There were many types of bonnets worn by pioneers and settlers. Which kind depended largely on the season, work being done, availability of materials, and ability of the woman to make them herself. The “prairie bonnet” might be slatted, padded, roved, folded, wide brimmed, narrow brimmed, or flat crowned but they all had: covering by the brim of the whole face with shielding from the side, adjustable soft crown of some sort, bavolet or neck curtain.
Fabrics for the prairie bonnet were of whatever was available, and often all mixed up with different fabric scraps used for different parts.
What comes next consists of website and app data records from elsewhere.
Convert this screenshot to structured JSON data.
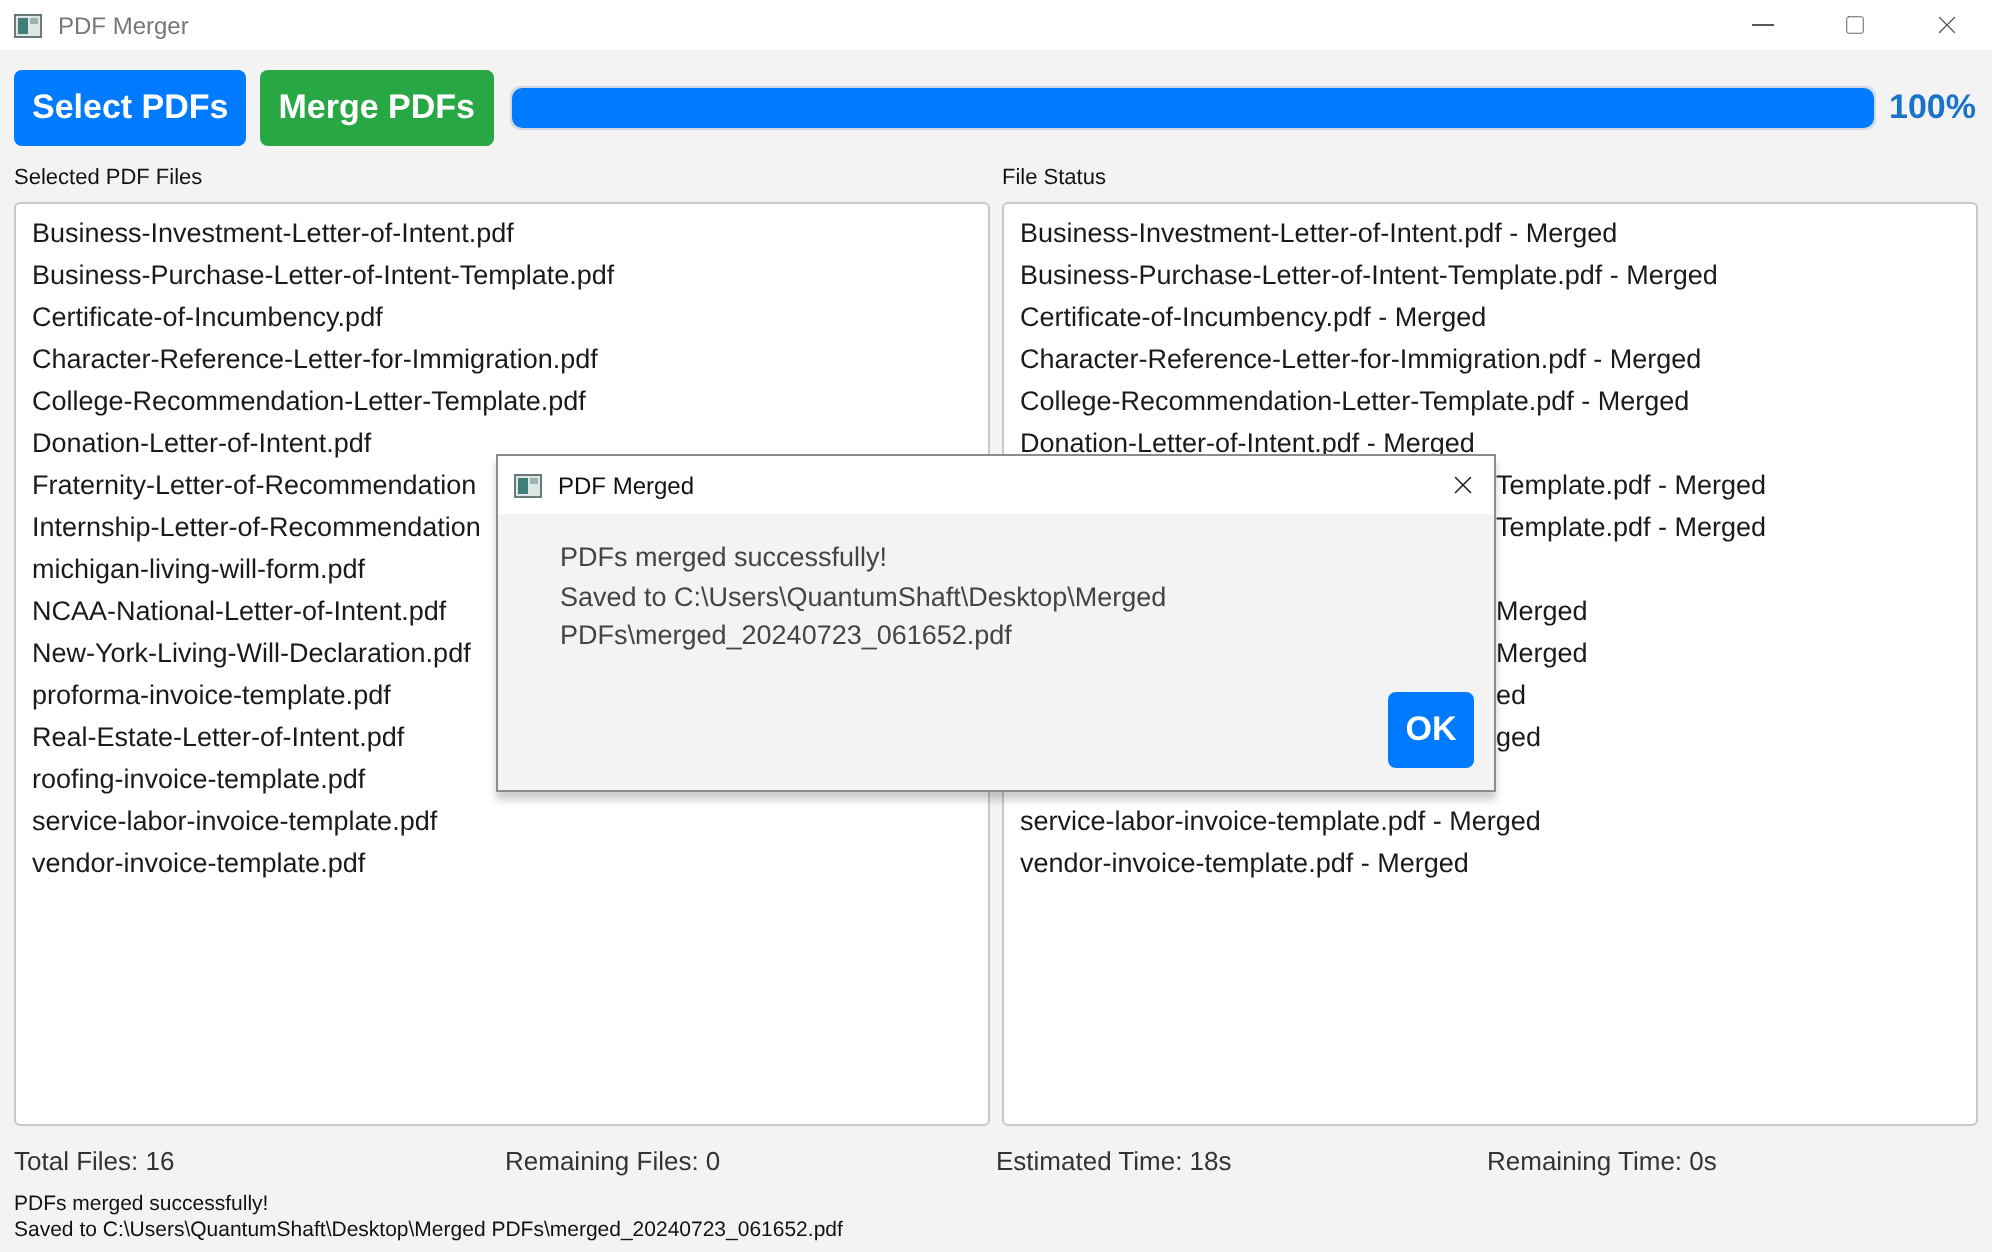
{
  "window": {
    "title": "PDF Merger"
  },
  "toolbar": {
    "buttons": [
      {
        "label": "Select PDFs",
        "kind": "select"
      },
      {
        "label": "Merge PDFs",
        "kind": "merge"
      }
    ],
    "progress": {
      "level": 1.0,
      "reading": "100%"
    }
  },
  "selected_files": {
    "label": "Selected PDF Files",
    "items": [
      {
        "text": "Business-Investment-Letter-of-Intent.pdf"
      },
      {
        "text": "Business-Purchase-Letter-of-Intent-Template.pdf"
      },
      {
        "text": "Certificate-of-Incumbency.pdf"
      },
      {
        "text": "Character-Reference-Letter-for-Immigration.pdf"
      },
      {
        "text": "College-Recommendation-Letter-Template.pdf"
      },
      {
        "text": "Donation-Letter-of-Intent.pdf"
      },
      {
        "text": "Fraternity-Letter-of-Recommendation"
      },
      {
        "text": "Internship-Letter-of-Recommendation"
      },
      {
        "text": "michigan-living-will-form.pdf"
      },
      {
        "text": "NCAA-National-Letter-of-Intent.pdf"
      },
      {
        "text": "New-York-Living-Will-Declaration.pdf"
      },
      {
        "text": "proforma-invoice-template.pdf"
      },
      {
        "text": "Real-Estate-Letter-of-Intent.pdf"
      },
      {
        "text": "roofing-invoice-template.pdf"
      },
      {
        "text": "service-labor-invoice-template.pdf"
      },
      {
        "text": "vendor-invoice-template.pdf"
      }
    ]
  },
  "file_status": {
    "label": "File Status",
    "items": [
      {
        "text": "Business-Investment-Letter-of-Intent.pdf - Merged",
        "covered": false
      },
      {
        "text": "Business-Purchase-Letter-of-Intent-Template.pdf - Merged",
        "covered": false
      },
      {
        "text": "Certificate-of-Incumbency.pdf - Merged",
        "covered": false
      },
      {
        "text": "Character-Reference-Letter-for-Immigration.pdf - Merged",
        "covered": false
      },
      {
        "text": "College-Recommendation-Letter-Template.pdf - Merged",
        "covered": false
      },
      {
        "text": "Donation-Letter-of-Intent.pdf - Merged",
        "covered": false
      },
      {
        "text": "Template.pdf - Merged",
        "covered": true
      },
      {
        "text": "Template.pdf - Merged",
        "covered": true
      },
      {
        "covered": true
      },
      {
        "text": "Merged",
        "covered": true
      },
      {
        "text": "Merged",
        "covered": true
      },
      {
        "text": "ed",
        "covered": true
      },
      {
        "text": "ged",
        "covered": true
      },
      {
        "covered": true
      },
      {
        "text": "service-labor-invoice-template.pdf - Merged",
        "covered": false
      },
      {
        "text": "vendor-invoice-template.pdf - Merged",
        "covered": false
      }
    ]
  },
  "stats": [
    "Total Files: 16",
    "Remaining Files: 0",
    "Estimated Time: 18s",
    "Remaining Time: 0s"
  ],
  "status_message": [
    "PDFs merged successfully!",
    "Saved to C:\\Users\\QuantumShaft\\Desktop\\Merged PDFs\\merged_20240723_061652.pdf"
  ],
  "dialog": {
    "title": "PDF Merged",
    "message": [
      "PDFs merged successfully!",
      "Saved to C:\\Users\\QuantumShaft\\Desktop\\Merged",
      "PDFs\\merged_20240723_061652.pdf"
    ],
    "button": "OK"
  }
}
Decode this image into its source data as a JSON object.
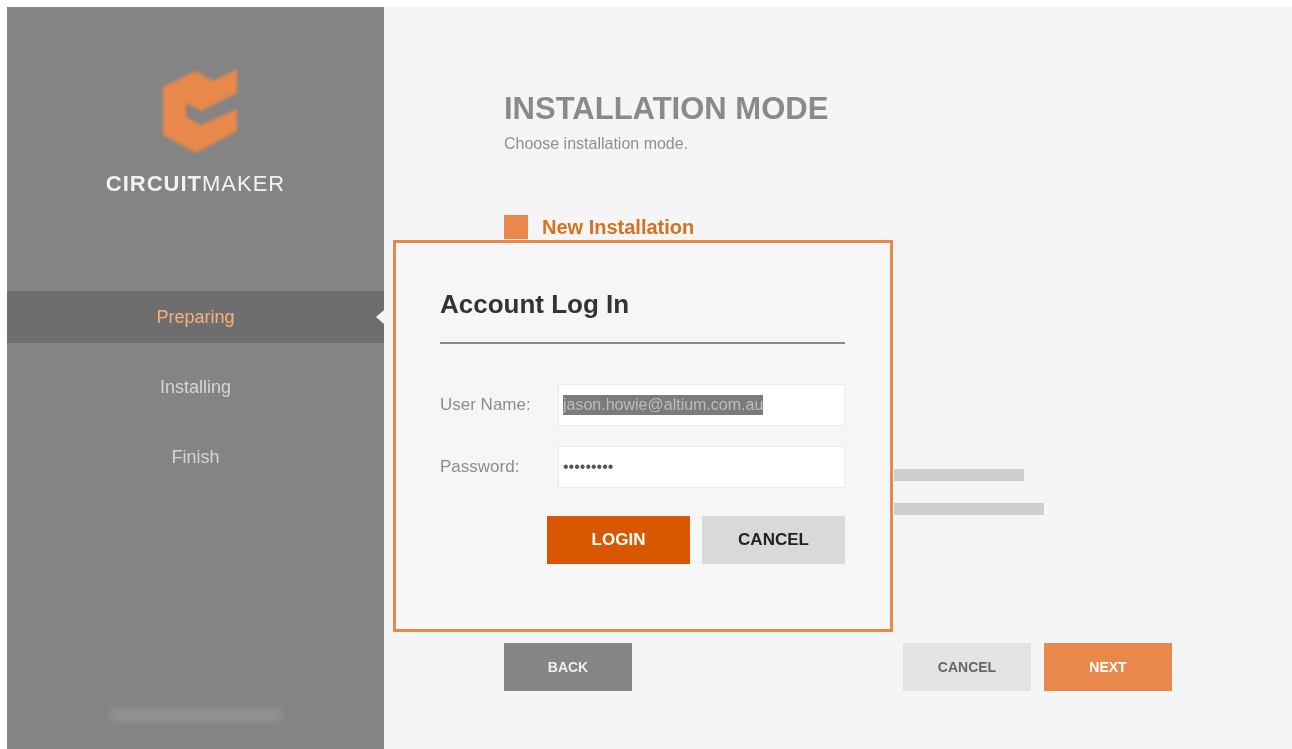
{
  "sidebar": {
    "brand": "**CIRCUIT**MAKER",
    "steps": [
      {
        "label": "Preparing",
        "selected": true
      },
      {
        "label": "Installing",
        "selected": false
      },
      {
        "label": "Finish",
        "selected": false
      }
    ]
  },
  "page": {
    "title": "INSTALLATION MODE",
    "subtitle": "Choose installation mode.",
    "options": [
      {
        "label": "New Installation",
        "checked": true
      }
    ],
    "buttons": [
      {
        "label": "BACK",
        "kind": "back"
      },
      {
        "label": "CANCEL",
        "kind": "secondary"
      },
      {
        "label": "NEXT",
        "kind": "primary"
      }
    ]
  },
  "dialog": {
    "title": "Account Log In",
    "fields": [
      {
        "label": "User Name:",
        "value": "jason.howie@altium.com.au",
        "highlighted": true
      },
      {
        "label": "Password:",
        "value": "•••••••••",
        "highlighted": false
      }
    ],
    "buttons": [
      {
        "label": "LOGIN",
        "kind": "primary"
      },
      {
        "label": "CANCEL",
        "kind": "secondary"
      }
    ]
  }
}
It was not unusual the bonnet didn’t match anything, including itself.
Examples of several types of 1840-50’s prairie bonnets are below.
Wadded (filled with wool roving or cotton fill):
Quilted: with cotton or wool:
Slat: flat inserts for rigidity:
Slatted and Quilted: reinforced brim with insulation:
Flared Brim & Fanchon Bonnets
For going to town, dressing up, or not working, because the “diminuitive woman” had to cover herself up as much as possible in public, a version of the prairie bonnet evolved into something like a Regency bonnet with a small brim.
This flared brim bonnet would evolve in the 1860’s into the Fanchon: a wide coned shaped brim with scant back which still looked somewhat like the prairie crown but was made stiff, and with ties for the neck and a short bavolet covering the neck:
Some flared bonnets were very simple and of straw with a silk flower or two. Some were corded like a petticoat and stuffed or quilted. Others were covered in silk or other fancy fabrics with lots of ribbon and lace. The most basic was worn across the country, and it was a dyed straw that was shaped on a wooden form by a milliner, and decorated at home by the woman herself. She would change decoration to match her gown or to adjust to the changing fashion or the time of year.
At the time, there were long, scoping prairie bonnets that were made rigid into a longer version of the flared bonnets. There were also flared bonnets made soft and adjustable with the shape of a flare, but the function of a soft prairie bonnet. It seems at the time, the bonnet’s function might have taken priority, at least compared to other fashion eras.
In the West or with a pioneer, she most certainly would have chose function first, so it is most likely the type of bonnet selected would have suited what she did for a living – however – it is logical most women would also have a special bonnet of some sort to wear when “dressing up”.